For decades, the explosive northern reaches of the five-county core metro area have found themselves in the transit doldrums. That is, more than two million residents in North Fulton, Gwinnett, and Cobb counties have missed out on high-capacity transit access.
Now, many of those folks who’ve gone without are beginning to question why.
The AJC reports that leaders in Roswell, a city served by MARTA bus service, are hoping to push the state legislature to explore funding for a more comprehensive, high-capacity option to stretch north of Sandy Springs.
A resolution was passed by the Roswell City Council that highlighted the potential of northward MARTA expansion to mitigate congestion in not just Roswell, but “throughout the greater Atlanta metro region.” It even went so far as to say the economy and health and safety of the public were at risk if transit wasn’t explored as an option for the area.
The resolution is basically the opposite of the response that nearby Johns Creek had to potential MARTA expansion less than two years ago.
Meanwhile, Gwinnett County also is making moves to explore high-capacity transit options to connect into the heart of Atlanta. According to the AJC, the county is preparing to embark on a transit plan to look at dedicated right-of-way transit service.
While the study isn’t tied to MARTA, the report will outline what options that county has, including heavy rail and bus rapid transit.
The transit plan will follow a study about transportation in Gwinnett conducted last year—one that hinted citizens and government leaders understand the importance of transit.
A shift in attitudes in the quickly growing and changing county isn’t all that surprising.

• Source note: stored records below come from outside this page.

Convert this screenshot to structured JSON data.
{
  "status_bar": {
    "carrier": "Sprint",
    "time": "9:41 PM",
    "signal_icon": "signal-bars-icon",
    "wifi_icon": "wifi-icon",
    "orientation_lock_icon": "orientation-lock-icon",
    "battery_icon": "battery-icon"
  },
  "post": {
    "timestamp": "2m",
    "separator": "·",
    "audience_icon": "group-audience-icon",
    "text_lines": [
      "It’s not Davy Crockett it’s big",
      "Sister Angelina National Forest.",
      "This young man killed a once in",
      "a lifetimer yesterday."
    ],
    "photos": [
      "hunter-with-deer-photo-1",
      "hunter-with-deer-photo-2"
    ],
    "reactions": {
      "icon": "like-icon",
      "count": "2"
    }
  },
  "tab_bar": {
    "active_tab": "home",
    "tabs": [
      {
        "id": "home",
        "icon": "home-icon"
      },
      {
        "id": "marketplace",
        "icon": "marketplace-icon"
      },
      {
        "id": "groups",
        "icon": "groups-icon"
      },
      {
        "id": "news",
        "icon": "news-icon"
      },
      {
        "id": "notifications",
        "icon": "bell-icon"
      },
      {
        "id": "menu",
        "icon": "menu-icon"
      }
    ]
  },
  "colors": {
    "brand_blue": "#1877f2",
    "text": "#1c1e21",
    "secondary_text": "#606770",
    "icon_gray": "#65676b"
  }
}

With the state legislature set to look into ways to support transit in the metro area, it seems the train of progressive mindsets toward regional transit is finally on track.